I'll put up a full review when I'm finished with it, but here's the overview from Amazon on it to give you a basic idea:

A fascinating, unprecedented first-hand look at the soldiers on the front lines on the Global War on Terror. Plunging deep into midst of some of the hottest conflicts on the globe, Robert D. Kaplan takes us through mud and jungle, desert and dirt to the men and women on the ground who are leading the charge against threats to American security. These soldiers, fighting in thick Colombian jungles or on dusty Afghani plains, are the forefront of the new American foreign policy, a policy being implemented one soldier at a time. As Kaplan brings us inside their thoughts, feelings, and operations, these modern grunts provide insight and understanding into the War on Terror, bringing the war, which sometimes seems so distant, vividly to life.

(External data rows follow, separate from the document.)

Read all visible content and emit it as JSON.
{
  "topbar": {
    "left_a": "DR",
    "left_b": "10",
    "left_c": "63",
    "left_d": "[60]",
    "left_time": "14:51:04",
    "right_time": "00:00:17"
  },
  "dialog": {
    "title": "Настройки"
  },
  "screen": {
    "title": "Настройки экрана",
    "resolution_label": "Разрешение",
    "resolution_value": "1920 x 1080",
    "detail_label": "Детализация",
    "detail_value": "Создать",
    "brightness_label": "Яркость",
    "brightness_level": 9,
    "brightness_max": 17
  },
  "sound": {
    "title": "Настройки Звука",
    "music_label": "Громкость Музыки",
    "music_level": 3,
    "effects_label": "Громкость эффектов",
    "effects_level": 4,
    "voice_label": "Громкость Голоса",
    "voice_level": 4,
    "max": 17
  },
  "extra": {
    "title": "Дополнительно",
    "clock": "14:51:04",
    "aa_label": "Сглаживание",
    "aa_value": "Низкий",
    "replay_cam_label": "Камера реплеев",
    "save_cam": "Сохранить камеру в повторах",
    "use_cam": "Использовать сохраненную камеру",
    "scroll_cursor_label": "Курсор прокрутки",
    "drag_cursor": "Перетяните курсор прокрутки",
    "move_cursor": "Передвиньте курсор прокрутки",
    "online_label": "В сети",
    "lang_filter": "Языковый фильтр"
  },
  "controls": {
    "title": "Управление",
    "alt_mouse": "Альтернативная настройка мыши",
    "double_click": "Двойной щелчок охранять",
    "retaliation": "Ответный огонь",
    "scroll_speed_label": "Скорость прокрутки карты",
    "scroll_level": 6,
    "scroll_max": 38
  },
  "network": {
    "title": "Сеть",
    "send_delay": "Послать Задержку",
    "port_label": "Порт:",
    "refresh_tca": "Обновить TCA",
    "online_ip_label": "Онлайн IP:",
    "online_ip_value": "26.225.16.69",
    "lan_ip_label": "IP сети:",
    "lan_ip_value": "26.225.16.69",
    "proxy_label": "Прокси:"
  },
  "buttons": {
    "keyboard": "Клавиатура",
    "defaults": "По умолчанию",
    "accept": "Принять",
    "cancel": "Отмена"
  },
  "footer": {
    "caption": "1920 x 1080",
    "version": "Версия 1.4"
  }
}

I've read several of Kaplan's books and highly recommend his work.